The question is who kindly offers a good room or place. A desirable room or place should be big enough to accommodate the guests, and everyone should be able to enjoy the party there without feeling too great a delicacy about the presence of family members of the host. After all, I always reach the conclusion that using the irori cabin is the best solution.
The irori cabin, built by my father just for amusement in the yard of our house, has the interior having a raised floor and an earth floor. The raised floor is furnished with an irori fireplace and has a space enough to place two low tables beside the fireplace. In addition, being equipped with an extractor fan, we can discharge smoke when we make some fire in a table-top hibachi etc. Beside the cabin, there is a small kitchen with gas and water supply, allowing us to cook some simple foods. Also, hot water supply from the flash water heater is convenient for washing dirty dishes and tableware after the party. In a nutshell, the irori cabin seems a perfect facility for a home drinking party.

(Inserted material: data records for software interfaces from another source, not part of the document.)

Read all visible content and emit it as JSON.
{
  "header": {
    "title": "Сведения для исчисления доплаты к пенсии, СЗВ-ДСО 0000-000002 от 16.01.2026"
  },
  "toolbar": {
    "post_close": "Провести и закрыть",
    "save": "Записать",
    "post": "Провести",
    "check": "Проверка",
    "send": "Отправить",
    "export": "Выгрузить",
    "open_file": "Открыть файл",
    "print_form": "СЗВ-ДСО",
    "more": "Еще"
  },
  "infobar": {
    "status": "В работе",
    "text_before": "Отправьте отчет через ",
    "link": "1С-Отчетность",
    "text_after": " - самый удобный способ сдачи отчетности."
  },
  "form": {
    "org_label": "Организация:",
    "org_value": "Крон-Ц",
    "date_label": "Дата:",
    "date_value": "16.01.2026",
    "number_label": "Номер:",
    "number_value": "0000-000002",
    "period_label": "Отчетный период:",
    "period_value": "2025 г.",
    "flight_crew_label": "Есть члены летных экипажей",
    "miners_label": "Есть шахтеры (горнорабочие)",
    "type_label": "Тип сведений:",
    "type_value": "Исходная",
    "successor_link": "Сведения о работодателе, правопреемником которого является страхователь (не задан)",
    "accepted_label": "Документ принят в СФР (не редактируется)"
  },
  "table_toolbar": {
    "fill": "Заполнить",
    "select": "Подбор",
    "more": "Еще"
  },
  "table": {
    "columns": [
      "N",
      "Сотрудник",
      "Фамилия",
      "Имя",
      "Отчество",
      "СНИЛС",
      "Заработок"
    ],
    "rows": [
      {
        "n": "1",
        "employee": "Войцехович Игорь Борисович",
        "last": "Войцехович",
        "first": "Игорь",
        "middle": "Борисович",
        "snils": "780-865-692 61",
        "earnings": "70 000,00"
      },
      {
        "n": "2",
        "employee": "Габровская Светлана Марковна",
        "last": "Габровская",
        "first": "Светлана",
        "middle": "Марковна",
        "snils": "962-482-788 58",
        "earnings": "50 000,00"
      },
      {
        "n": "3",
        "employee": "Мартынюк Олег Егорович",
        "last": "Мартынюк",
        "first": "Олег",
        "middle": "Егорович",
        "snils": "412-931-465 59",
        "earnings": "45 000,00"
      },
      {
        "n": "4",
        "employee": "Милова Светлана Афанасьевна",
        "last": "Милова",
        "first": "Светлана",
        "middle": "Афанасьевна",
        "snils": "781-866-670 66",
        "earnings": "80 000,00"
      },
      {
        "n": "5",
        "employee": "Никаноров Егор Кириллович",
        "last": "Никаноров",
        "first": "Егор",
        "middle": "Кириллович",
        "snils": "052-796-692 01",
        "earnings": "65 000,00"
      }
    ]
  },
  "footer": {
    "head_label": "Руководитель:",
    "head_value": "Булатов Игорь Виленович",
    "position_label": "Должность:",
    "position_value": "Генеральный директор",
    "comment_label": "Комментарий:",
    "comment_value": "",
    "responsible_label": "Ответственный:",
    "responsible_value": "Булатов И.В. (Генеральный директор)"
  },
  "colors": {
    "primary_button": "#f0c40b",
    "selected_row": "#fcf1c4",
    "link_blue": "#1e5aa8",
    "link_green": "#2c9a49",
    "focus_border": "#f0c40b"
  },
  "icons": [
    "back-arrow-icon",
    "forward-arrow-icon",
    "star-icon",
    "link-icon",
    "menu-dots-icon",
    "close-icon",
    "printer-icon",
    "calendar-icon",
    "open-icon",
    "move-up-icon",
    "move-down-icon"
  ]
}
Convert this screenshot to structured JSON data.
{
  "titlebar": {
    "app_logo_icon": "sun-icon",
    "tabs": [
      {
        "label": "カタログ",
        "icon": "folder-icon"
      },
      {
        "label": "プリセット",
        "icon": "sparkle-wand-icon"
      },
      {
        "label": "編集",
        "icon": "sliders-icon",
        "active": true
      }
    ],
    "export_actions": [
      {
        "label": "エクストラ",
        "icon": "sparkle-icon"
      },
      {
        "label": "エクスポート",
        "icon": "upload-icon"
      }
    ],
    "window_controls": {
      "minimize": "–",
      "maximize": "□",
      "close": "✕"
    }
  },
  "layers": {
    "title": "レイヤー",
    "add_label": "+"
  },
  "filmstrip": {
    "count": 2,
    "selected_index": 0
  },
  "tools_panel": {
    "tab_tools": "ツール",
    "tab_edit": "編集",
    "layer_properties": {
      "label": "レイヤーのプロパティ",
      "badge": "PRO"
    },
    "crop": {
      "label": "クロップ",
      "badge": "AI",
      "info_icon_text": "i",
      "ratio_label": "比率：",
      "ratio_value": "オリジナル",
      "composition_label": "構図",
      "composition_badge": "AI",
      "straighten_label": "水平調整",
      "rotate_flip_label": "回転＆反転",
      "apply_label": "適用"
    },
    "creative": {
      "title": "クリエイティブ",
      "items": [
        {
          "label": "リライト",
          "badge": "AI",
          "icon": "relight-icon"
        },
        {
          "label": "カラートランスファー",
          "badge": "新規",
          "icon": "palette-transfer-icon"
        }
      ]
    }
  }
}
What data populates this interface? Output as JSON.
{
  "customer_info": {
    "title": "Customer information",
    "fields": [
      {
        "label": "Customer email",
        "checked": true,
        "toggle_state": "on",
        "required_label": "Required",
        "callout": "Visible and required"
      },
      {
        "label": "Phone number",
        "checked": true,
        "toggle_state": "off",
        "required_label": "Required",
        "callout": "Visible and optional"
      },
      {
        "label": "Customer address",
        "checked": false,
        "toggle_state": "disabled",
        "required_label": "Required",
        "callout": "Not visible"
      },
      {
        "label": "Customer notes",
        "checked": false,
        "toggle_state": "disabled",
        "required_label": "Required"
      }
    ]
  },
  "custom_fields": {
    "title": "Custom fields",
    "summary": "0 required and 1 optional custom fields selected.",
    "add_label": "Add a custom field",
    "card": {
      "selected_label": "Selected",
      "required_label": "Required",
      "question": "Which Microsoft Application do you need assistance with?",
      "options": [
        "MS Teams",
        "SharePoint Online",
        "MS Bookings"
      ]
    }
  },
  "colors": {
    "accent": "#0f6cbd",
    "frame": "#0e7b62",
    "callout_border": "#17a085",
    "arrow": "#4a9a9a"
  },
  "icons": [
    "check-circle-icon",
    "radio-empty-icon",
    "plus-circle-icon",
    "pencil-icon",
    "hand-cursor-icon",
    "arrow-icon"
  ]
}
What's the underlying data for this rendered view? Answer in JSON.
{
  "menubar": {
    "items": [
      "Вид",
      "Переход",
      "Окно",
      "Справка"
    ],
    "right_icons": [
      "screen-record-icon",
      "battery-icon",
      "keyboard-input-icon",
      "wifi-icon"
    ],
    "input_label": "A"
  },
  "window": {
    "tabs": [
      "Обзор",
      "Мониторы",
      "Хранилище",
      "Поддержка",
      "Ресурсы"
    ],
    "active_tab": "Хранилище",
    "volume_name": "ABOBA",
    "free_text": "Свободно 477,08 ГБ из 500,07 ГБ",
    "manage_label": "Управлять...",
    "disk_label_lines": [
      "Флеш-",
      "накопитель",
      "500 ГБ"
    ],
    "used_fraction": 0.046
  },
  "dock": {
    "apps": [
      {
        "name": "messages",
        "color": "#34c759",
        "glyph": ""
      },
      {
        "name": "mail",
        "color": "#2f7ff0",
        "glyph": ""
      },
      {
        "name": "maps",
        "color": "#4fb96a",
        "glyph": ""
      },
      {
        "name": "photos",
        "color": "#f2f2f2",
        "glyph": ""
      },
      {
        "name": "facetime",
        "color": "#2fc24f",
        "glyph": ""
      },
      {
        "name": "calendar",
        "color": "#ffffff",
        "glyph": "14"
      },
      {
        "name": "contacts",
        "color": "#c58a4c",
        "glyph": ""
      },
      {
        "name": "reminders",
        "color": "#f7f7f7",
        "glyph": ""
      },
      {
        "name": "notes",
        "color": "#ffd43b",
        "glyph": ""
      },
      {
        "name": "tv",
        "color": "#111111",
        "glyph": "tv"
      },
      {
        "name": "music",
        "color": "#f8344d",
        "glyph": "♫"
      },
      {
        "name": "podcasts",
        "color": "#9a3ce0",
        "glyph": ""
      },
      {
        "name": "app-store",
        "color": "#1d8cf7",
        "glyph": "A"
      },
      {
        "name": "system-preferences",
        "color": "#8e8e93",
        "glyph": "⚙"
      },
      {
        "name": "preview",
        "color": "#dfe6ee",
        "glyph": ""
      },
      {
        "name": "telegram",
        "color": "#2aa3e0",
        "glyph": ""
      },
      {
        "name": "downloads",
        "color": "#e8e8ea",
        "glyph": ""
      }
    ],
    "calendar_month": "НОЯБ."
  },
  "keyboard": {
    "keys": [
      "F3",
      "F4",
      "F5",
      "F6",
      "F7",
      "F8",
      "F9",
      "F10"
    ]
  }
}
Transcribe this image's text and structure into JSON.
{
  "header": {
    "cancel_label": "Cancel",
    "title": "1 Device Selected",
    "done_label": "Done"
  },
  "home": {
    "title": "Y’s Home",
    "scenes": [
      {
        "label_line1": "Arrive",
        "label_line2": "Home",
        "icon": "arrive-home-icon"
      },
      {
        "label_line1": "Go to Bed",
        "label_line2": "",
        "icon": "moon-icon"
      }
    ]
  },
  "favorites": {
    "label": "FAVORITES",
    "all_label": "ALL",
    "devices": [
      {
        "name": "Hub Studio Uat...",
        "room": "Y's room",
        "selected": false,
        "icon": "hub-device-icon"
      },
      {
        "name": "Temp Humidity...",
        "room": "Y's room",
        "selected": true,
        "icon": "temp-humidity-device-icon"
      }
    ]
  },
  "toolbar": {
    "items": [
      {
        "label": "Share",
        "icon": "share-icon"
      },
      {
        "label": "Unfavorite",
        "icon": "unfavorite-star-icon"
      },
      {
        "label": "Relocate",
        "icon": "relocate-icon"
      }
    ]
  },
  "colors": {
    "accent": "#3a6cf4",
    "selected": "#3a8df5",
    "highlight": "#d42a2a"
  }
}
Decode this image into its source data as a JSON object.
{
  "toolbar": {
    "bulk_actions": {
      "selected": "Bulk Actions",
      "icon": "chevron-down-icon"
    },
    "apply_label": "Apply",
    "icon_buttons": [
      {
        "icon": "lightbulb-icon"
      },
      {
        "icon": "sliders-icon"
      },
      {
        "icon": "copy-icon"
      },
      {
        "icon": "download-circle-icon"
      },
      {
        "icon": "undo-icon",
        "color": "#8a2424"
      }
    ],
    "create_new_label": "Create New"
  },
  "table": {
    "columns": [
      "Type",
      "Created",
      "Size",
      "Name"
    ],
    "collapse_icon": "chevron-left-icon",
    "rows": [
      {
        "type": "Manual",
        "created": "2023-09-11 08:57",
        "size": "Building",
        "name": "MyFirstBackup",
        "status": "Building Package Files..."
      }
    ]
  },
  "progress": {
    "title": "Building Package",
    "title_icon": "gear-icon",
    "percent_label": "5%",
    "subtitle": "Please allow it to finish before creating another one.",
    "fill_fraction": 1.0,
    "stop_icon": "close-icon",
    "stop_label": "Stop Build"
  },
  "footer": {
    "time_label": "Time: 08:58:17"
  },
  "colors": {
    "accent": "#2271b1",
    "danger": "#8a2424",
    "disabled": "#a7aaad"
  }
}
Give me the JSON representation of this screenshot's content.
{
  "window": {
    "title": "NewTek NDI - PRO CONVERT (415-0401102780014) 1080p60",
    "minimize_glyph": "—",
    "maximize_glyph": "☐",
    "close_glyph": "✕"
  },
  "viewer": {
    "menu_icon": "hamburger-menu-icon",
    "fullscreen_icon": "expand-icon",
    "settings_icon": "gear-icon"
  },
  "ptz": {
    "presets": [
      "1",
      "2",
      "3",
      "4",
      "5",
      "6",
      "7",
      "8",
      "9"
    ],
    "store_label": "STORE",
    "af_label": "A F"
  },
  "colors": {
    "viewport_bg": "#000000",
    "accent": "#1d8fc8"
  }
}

Last Saturday, I invited friends to this irori cabin and held a sake drinking party.
At first, I planned that we would leisurely drink sake while grilling some dried fish and vegetables on a shichirin brazier. However, since someone said he would kindly bring some lamb meat, so I prepared a tabletop BBQ hibachi.
We used the shichirin brazier and BBQ hibachi to cook dried salmon, shiitake mushroom, green onion, komai fish, etc. Also, we cooked some lamb meat and oysters on the BBQ hibachi.
As to sake, there were Kirinzan, Ofuku-masamune, Yoitashuu, and Katsuho from Niigata Prefecture, Daiginjo Bon Bingakoi, Daiginjo Taruzake, and Oomiki from Sawanoi of Tokyo, and Kikuhime Nigorizake from Ishikawa Prefecture. In addition, someone brought us some mysterious white liquid (I can't tell details of the contents for some reason, though).
By the way, what was the Daiginjo Taruzake? Normally, they fill regular sake or other low-priced sake in a wooden sake cask to make a taruzake. After several days, the sake will take the scent of the cedar used for the cask and make sake with a fresh cedar scent. So, it is quite strange to use aromatic sake such as daiginjo for making a taruzake.
Anyway, if there is sake in front of us, we cannot help but drink it. Each of us, of course, had a try of this special sake. After a sip of it, the taste was not bad but with a strong scent of cedar cask. According to the lady who brought this sake, this daiginjo taruzake seemed to have been prepared by a sake shop from curiosity. Wow, they are quite an adventurous sake shop! However, we all agreed that using expensive daiginjo for taruzake was wasteful.
By the way, I must tell Tsubame san in Nagaoka City, Niigata, "Thank you for the bottle of Katsuho, we all enjoyed your sake. It was very nice."